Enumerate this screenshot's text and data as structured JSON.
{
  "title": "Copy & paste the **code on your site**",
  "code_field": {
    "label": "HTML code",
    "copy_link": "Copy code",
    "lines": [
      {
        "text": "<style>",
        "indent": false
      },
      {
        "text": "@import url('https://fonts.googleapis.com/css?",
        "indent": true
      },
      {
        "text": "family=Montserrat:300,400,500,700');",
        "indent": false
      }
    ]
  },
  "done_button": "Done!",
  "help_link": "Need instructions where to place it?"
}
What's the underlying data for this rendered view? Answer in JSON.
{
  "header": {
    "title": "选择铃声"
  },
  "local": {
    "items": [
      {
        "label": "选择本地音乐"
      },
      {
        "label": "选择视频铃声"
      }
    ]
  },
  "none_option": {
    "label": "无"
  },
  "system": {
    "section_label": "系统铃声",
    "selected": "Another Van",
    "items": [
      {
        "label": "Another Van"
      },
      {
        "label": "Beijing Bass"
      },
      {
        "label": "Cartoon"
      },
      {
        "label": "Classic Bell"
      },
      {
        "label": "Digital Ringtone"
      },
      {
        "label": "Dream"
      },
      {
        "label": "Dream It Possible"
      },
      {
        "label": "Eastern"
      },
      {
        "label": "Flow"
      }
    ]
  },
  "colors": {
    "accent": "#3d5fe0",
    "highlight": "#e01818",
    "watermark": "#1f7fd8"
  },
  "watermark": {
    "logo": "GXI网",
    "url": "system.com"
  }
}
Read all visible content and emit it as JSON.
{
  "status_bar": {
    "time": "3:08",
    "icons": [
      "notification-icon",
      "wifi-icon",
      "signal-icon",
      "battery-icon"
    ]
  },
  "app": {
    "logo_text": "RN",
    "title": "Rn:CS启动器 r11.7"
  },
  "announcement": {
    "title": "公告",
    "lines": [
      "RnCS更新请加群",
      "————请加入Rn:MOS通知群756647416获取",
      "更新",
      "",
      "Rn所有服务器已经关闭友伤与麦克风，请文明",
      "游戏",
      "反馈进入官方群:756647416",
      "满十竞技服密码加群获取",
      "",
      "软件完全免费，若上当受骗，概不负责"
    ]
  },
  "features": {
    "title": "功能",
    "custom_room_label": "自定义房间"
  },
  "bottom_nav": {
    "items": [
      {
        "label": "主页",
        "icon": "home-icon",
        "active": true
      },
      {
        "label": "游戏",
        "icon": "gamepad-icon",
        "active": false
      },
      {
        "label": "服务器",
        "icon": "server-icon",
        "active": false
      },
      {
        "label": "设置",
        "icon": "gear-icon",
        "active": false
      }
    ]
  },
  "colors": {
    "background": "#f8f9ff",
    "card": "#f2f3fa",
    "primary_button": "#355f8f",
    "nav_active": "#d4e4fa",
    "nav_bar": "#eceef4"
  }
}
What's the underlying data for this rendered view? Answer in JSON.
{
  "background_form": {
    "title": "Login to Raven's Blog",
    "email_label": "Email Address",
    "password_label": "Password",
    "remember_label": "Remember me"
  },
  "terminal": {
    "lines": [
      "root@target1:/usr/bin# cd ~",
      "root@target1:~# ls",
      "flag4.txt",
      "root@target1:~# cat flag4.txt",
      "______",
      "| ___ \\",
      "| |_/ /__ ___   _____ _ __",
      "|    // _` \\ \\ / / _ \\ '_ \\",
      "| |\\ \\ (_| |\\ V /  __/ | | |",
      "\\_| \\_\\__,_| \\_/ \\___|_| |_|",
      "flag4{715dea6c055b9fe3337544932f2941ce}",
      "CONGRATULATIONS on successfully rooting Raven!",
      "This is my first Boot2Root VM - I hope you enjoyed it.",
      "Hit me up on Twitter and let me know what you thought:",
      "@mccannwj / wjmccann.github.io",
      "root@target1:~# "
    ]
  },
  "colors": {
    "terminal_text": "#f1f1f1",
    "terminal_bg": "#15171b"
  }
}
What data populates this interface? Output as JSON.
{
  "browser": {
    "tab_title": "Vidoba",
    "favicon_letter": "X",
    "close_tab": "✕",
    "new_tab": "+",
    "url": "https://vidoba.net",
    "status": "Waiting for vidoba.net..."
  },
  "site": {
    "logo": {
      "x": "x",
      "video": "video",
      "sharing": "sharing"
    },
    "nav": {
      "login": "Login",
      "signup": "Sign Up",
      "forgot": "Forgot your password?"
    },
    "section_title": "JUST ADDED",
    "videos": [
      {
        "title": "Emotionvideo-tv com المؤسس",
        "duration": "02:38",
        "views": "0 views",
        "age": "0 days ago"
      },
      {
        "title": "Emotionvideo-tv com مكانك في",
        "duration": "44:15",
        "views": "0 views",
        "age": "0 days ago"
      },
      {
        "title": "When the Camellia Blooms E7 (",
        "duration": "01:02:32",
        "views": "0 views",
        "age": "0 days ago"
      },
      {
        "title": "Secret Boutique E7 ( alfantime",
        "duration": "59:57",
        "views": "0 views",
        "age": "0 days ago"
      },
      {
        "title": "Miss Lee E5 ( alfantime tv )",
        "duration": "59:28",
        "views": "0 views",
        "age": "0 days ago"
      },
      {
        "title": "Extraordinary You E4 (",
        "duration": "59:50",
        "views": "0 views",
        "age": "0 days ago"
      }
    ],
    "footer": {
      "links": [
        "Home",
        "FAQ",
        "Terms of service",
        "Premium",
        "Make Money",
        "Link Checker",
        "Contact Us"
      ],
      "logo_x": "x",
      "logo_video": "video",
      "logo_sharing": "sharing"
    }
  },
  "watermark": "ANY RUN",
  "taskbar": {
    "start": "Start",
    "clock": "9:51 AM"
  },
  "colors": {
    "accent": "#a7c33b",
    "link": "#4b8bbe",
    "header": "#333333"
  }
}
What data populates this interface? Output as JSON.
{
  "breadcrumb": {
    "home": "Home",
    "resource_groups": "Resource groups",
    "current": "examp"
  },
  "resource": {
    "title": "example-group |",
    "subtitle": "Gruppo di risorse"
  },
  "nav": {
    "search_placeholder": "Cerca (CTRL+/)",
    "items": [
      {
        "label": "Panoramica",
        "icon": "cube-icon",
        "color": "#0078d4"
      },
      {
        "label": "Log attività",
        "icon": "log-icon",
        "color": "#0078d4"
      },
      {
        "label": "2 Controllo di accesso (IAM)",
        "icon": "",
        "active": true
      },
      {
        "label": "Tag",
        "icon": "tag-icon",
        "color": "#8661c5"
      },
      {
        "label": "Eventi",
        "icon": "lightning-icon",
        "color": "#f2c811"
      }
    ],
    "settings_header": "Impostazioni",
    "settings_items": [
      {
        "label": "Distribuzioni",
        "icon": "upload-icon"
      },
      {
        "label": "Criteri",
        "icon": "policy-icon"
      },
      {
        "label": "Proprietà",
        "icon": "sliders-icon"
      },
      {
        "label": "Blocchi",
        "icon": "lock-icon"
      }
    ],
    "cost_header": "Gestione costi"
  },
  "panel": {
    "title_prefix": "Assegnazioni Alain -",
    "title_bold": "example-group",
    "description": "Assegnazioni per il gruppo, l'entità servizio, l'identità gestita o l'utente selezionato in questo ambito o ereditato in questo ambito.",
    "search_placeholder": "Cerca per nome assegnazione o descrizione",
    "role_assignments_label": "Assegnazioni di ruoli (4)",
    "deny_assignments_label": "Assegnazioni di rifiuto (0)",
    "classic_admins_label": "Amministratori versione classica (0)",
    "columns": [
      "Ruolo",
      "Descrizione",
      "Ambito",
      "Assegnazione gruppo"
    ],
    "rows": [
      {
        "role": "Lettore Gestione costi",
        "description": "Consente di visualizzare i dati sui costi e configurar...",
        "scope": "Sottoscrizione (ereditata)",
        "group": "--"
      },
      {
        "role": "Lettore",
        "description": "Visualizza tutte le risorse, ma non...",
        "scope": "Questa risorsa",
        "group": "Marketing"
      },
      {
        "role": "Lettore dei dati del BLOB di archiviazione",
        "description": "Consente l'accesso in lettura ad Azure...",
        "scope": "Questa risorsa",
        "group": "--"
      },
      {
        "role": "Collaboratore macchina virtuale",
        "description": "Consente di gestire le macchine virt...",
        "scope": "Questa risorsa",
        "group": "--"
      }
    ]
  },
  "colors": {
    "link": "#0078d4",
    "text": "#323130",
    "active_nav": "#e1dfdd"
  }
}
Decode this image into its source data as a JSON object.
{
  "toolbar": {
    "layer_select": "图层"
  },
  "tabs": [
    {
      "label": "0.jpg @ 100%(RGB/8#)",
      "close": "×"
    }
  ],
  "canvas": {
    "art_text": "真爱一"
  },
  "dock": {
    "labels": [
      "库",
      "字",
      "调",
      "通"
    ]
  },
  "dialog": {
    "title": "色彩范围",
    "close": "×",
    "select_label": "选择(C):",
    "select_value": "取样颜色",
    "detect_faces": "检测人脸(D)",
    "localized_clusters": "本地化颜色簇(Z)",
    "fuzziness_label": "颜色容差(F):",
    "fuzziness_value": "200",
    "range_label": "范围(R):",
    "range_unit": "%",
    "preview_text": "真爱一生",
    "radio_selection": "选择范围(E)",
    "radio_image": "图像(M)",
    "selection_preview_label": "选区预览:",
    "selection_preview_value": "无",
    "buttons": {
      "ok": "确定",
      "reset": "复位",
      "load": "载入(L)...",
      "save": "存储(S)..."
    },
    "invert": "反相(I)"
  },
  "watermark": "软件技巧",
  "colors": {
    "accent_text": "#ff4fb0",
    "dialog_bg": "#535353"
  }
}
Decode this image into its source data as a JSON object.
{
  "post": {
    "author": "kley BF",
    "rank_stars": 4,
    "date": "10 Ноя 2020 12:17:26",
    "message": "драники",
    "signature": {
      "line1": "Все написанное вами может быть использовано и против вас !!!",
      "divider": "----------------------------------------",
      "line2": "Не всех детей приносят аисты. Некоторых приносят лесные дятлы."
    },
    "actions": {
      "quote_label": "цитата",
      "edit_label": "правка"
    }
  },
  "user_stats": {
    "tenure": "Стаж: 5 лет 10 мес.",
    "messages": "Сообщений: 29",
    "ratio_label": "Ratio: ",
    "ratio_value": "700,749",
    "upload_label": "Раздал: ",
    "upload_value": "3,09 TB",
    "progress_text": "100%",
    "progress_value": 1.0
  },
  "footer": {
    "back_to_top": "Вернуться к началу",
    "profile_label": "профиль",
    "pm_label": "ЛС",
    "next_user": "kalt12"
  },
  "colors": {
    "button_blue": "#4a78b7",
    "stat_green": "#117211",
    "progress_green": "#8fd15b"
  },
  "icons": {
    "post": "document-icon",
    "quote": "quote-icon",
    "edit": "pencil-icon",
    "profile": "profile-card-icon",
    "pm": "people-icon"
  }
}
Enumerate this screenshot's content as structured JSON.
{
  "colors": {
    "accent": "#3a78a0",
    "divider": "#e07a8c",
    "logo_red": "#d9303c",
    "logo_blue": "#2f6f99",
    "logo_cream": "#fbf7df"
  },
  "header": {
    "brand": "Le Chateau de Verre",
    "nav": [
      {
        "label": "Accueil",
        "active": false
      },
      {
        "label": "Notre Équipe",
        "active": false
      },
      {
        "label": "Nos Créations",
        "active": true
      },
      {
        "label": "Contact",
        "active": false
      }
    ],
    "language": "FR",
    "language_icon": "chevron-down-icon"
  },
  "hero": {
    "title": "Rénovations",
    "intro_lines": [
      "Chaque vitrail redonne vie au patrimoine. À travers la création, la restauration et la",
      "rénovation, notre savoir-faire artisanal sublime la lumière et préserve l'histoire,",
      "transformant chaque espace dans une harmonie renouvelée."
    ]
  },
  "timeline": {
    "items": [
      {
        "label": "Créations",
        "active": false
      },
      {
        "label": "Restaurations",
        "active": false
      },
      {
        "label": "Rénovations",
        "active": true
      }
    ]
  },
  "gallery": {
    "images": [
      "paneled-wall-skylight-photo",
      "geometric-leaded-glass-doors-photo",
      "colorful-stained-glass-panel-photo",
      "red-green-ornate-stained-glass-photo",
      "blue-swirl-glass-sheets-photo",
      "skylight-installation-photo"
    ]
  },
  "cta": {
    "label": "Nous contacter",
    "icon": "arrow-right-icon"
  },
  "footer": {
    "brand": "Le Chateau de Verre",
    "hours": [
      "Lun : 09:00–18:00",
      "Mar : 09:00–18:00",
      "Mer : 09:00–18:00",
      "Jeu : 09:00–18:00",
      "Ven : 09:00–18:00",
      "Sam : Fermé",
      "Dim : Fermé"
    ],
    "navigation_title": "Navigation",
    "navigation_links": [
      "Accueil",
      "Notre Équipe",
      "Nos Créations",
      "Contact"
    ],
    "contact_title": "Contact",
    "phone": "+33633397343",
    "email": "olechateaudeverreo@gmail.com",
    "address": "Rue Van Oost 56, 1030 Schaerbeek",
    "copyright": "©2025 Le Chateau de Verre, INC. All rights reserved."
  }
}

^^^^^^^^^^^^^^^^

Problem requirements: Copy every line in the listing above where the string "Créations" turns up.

Output below:
        "label": "Nos Créations",
        "label": "Créations",
      "Nos Créations",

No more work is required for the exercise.